But now it’s all the rage. It’s like Gangnam or Super Samurai Power Rangers I tell you (well, in our house anyways). This is the closest to trendy I will ever be.
The Bar Council have this week published their long awaited Guidance for litigants in person, under the headline “We won’t stand by as vulnerable people suffer”. It has been produced in conjunction with various Specialist Bar Associations, including the Family Law Bar Association, and covers general court process as well as specific areas of law. It was gratifying to see the reference in the family section to Family Courts Without A Lawyer. Oh yes people. I have arrived.
But also racing up the charts are The Civil Justice Council, with their Guide to Small Claims for Litigants in Person, produced no doubt as penance for the introduction of the guerrilla term “Self Represented Litigants” which diverted us for the better part of 18 months.

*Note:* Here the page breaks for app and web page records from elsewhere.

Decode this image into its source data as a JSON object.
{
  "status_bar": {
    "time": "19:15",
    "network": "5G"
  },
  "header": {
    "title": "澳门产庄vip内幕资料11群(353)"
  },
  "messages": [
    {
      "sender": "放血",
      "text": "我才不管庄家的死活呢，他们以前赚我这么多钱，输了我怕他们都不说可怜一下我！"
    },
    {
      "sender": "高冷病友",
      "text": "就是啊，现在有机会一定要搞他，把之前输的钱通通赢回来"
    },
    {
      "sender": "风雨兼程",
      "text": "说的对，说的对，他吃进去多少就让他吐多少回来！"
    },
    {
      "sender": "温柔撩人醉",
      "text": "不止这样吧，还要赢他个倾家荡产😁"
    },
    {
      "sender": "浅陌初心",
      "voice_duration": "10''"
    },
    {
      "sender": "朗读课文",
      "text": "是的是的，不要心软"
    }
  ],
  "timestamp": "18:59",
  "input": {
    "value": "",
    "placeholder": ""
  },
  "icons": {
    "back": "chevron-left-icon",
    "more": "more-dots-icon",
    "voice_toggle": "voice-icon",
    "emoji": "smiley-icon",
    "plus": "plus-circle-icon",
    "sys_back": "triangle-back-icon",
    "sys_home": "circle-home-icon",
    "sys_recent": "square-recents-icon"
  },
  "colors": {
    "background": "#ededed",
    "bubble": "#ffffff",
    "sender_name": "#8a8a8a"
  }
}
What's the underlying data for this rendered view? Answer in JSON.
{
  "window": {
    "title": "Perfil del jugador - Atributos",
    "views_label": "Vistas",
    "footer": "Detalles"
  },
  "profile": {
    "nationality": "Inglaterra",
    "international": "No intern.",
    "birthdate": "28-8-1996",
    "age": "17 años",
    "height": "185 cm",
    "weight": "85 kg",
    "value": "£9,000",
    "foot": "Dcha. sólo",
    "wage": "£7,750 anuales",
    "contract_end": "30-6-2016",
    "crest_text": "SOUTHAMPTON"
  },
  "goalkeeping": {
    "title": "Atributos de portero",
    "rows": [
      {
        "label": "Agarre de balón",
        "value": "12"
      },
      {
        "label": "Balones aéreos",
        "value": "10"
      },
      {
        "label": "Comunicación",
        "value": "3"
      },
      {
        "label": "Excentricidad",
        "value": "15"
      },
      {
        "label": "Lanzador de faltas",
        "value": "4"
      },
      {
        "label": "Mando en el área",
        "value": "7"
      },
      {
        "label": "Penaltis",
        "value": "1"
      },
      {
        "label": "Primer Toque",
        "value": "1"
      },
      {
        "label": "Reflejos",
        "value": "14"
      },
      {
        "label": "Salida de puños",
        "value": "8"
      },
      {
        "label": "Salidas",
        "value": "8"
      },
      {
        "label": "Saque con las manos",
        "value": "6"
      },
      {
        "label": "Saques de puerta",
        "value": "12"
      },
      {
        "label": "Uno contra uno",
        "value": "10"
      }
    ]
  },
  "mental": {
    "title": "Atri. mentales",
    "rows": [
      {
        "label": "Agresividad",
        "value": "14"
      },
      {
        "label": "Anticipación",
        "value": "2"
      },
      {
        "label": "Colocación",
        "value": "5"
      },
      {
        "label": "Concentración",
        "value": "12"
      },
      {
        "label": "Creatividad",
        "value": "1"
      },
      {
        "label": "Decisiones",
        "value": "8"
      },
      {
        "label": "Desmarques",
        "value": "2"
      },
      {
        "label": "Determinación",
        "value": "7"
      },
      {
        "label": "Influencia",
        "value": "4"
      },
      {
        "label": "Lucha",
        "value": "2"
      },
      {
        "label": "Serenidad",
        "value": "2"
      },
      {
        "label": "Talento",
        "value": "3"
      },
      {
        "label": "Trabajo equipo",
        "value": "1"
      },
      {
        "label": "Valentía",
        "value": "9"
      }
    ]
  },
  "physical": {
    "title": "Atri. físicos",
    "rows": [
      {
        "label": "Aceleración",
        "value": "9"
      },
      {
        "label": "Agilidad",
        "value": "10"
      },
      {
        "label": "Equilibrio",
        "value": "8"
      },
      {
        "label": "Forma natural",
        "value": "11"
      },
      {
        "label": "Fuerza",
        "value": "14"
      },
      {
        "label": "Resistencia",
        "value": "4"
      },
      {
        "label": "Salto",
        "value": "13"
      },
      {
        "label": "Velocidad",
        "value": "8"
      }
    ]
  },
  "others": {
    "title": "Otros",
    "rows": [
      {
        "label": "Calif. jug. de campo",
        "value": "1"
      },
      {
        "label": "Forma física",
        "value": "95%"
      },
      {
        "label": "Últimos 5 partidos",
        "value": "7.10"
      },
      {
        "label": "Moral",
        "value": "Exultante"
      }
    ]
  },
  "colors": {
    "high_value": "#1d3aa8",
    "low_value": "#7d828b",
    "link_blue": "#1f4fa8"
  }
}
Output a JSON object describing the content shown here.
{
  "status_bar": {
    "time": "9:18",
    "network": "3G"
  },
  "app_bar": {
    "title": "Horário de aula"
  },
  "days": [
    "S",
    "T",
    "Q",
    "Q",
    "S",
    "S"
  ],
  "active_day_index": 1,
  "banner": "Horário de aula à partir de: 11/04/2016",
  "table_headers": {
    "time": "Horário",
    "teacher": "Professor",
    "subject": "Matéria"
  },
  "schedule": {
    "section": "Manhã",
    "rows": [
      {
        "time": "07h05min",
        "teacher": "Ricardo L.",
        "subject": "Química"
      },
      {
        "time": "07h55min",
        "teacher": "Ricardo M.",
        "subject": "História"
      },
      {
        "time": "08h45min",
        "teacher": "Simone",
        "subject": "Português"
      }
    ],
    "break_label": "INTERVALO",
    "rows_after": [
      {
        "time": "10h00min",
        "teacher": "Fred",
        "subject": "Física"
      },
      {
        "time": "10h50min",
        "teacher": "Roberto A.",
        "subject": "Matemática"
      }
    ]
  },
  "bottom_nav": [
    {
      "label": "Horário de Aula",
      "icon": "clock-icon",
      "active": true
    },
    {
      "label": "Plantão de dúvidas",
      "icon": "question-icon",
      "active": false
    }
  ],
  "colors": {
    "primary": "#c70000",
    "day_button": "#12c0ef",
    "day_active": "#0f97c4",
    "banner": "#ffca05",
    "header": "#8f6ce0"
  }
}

And pop pickers, there’s a Guide for Litigants in Person dealing with Interim Applications in The Queen’s Bench Division coming in at number 3 (a bit “niche” if you ask me ;-)).
Although the first implementation update in respect of the modernisation programme from Sir Ernest Ryder says “The MoJ is working with the Family Justice Council on guidance for SRLs in both children and financial remedy cases”, that was December and there is no mention of it in the second implementation update in February. I may have missed it but I can’t see anything on the FJC or MoJ websites so assume that it is either a work in progress or that it’s been ditched upon realising that there was duplication of effort going on.
We professionals have got Practice Directions and Rule amendments coming out of our ears, but it’s striking that the only Guidance for Litigants in Person specifically dealing with family courts that is available by the date of implementation of LASPO (today) comes not from HMCTS, not from the MoJ, not from the FJB or FJC, not from the judiciary….but from the bar.
[Postscript : Erk. Late night paranoia has set in. Lest there be any doubt in your mind my tongue was firmly in my cheek for the duration of this post – I am not the complete and utter ego maniac I may appear if you were to read it dead pan. As you were…]